■ **Work task**
Using the listing, copy each whole line that features "parts".

■ **Information shown**
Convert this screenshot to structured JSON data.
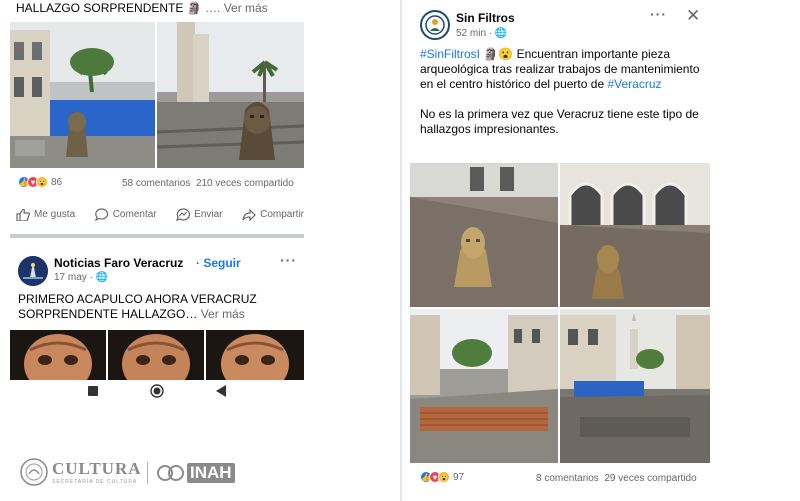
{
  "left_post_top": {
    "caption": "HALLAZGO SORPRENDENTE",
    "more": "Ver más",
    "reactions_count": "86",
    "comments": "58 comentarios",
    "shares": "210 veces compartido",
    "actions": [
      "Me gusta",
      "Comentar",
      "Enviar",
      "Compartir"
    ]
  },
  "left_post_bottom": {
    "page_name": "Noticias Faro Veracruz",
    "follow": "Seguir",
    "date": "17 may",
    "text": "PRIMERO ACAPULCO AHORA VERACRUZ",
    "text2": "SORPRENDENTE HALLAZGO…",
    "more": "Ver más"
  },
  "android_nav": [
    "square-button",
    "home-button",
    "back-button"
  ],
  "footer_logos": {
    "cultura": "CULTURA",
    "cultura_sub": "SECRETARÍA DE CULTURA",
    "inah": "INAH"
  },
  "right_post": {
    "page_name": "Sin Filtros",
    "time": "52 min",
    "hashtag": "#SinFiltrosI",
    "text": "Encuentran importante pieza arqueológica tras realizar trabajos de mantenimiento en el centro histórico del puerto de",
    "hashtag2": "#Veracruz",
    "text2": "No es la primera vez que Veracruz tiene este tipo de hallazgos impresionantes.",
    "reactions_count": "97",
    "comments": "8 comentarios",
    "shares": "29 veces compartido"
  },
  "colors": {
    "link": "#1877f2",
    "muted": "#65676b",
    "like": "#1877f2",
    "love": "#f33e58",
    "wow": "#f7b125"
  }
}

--

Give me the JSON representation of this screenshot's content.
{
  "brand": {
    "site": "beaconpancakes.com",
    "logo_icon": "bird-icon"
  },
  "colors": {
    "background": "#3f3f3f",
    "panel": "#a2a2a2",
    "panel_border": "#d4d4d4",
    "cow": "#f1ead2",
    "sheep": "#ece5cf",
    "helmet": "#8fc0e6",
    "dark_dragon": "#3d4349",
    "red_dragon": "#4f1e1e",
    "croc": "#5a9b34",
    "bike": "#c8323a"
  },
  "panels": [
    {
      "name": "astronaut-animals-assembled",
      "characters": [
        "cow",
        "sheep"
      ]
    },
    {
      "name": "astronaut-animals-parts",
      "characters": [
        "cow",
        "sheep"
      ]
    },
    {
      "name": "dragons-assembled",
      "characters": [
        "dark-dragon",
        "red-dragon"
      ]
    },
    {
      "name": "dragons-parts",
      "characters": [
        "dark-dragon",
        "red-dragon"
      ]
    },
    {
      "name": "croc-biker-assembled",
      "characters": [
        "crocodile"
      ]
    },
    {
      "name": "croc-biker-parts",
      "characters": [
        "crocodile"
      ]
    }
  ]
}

■ **Task response**
      "name": "astronaut-animals-parts",
      "name": "dragons-parts",
      "name": "croc-biker-parts",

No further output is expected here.